Evaluate your pantry space, year-round climate, and humidity levels. If you live in a location with colder weather with low humidity, you may not need to worry about ventilation. Just make sure you check the temperature of your pantry, check for moisture accumulation, and watch for mold.
It may surprise you to learn that even in a colder climate, your pantry can reach higher temperatures than you prefer, in which case it would be better to add ventilation. If you want to learn about making a warm pantry colder, check out How to Cool Down a Pantry.
What to do if your pantry is stuffy and stale
Stuffy pantries = smelly pantries. This comes back to an air flow and ventilation issue. Running an air purifier can help, but you need to get to the root of the problem. When your house is kept too warm or appliances create heat in the room, and the door is shut, conditions are set.

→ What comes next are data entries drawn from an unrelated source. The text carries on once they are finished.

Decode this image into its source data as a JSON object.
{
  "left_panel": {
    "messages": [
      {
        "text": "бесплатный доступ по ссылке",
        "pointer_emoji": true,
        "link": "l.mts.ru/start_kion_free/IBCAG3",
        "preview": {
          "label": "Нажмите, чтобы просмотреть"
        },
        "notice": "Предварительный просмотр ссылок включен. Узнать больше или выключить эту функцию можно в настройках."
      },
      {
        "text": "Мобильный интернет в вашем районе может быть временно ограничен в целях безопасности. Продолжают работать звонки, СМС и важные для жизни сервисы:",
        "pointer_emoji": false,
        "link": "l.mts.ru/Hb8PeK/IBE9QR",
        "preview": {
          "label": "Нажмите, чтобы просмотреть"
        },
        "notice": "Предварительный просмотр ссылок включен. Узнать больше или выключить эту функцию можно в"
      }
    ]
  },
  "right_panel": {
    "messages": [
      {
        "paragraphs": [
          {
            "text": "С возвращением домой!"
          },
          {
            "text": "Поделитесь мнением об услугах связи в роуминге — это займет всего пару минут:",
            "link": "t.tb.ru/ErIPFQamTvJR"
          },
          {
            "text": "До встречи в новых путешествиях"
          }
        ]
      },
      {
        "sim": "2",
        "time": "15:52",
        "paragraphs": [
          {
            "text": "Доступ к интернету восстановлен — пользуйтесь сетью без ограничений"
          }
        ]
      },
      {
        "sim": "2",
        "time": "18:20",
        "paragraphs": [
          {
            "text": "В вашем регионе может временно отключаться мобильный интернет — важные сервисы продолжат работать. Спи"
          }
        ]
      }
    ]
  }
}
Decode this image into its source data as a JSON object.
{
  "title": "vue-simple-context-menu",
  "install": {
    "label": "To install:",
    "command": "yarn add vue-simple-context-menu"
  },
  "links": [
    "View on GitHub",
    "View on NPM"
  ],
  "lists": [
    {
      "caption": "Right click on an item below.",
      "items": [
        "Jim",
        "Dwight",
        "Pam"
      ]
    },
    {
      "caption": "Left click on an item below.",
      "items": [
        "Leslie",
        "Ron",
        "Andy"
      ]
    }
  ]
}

For argument’s sake, this section applies to pantries that store canned and dry goods which are not known to produce a lot of smells. This doesn’t apply to root cellar produce.
Pantry odor absorbers help
Food absorbs odors. Consider taking food out of cardboard and transferring to plastic or glass containers or store food in cardboard elsewhere (such as a cabinet in kitchen).
Keep pantry clean to reduce odors
Maintaining a clean pantry is good way to keep a pantry smelling fresh. Surprisingly, there are many smells that can be eliminated just by cleaning the pantry. Things that can contribute to pantry odors:
- spilled food
- pest remains, mouse droppings
- certain finishes
- not using food up in a timely manner
- deterioration of storage containers
- use of appliances in a pantry such as a microwave or toaster (lingering smells)
The verdict on ventilation for your pantry
Ventilation is a fundamental way of maintaining a dry, cool, mold-free environment for your pantry items. If you desire fresh spices, dry pasta, and baking ingredients, make sure to keep them in air-tight containers in the dark.
Keep your canned goods rust-free and your surfaces without mold by eliminating condensation. Overall, maintain proper air-flow in your pantry for optimal food preservation.